Filter the listing for lines containing "Index".
————————
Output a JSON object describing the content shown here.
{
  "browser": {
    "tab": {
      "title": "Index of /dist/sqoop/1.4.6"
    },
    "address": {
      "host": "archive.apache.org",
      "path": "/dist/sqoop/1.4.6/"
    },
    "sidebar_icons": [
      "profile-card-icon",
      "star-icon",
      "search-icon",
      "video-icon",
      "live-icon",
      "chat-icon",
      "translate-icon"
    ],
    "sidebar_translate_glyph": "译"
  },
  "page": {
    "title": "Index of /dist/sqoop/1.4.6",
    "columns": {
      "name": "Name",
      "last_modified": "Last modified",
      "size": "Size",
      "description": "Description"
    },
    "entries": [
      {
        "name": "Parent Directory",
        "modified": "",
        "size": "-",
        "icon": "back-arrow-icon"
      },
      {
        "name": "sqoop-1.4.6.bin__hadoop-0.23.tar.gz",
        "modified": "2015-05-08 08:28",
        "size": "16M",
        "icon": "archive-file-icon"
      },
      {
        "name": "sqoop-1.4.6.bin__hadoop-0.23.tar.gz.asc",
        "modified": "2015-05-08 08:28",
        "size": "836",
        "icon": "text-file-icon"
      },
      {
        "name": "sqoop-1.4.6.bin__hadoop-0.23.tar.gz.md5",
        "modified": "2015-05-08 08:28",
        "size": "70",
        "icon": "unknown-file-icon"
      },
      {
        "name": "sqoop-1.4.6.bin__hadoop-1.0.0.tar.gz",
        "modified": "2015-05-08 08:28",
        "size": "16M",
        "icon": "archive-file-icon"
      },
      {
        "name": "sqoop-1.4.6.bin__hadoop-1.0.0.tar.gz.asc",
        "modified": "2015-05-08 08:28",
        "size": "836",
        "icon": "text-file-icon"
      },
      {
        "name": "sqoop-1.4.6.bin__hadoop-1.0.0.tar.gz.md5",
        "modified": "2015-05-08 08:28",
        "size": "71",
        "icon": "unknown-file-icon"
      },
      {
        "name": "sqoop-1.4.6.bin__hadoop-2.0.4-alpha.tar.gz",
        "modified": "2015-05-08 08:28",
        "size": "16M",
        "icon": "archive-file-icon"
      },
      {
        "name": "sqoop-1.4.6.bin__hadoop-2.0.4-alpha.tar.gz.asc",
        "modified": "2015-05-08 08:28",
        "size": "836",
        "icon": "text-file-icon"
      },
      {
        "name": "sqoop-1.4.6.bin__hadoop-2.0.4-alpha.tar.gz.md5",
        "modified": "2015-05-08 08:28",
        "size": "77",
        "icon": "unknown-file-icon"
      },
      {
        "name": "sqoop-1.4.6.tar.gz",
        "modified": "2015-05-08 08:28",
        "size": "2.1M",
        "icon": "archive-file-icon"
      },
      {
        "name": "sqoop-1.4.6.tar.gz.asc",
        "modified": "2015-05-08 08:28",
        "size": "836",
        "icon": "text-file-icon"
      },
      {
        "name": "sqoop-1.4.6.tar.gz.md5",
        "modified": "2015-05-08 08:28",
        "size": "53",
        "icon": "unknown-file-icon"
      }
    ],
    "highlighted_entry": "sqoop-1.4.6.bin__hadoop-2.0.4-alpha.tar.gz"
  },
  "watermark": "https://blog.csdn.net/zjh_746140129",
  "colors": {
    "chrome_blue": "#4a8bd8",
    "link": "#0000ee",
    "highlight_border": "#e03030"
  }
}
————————
ANSWER:
      "title": "Index of /dist/sqoop/1.4.6"
    "title": "Index of /dist/sqoop/1.4.6",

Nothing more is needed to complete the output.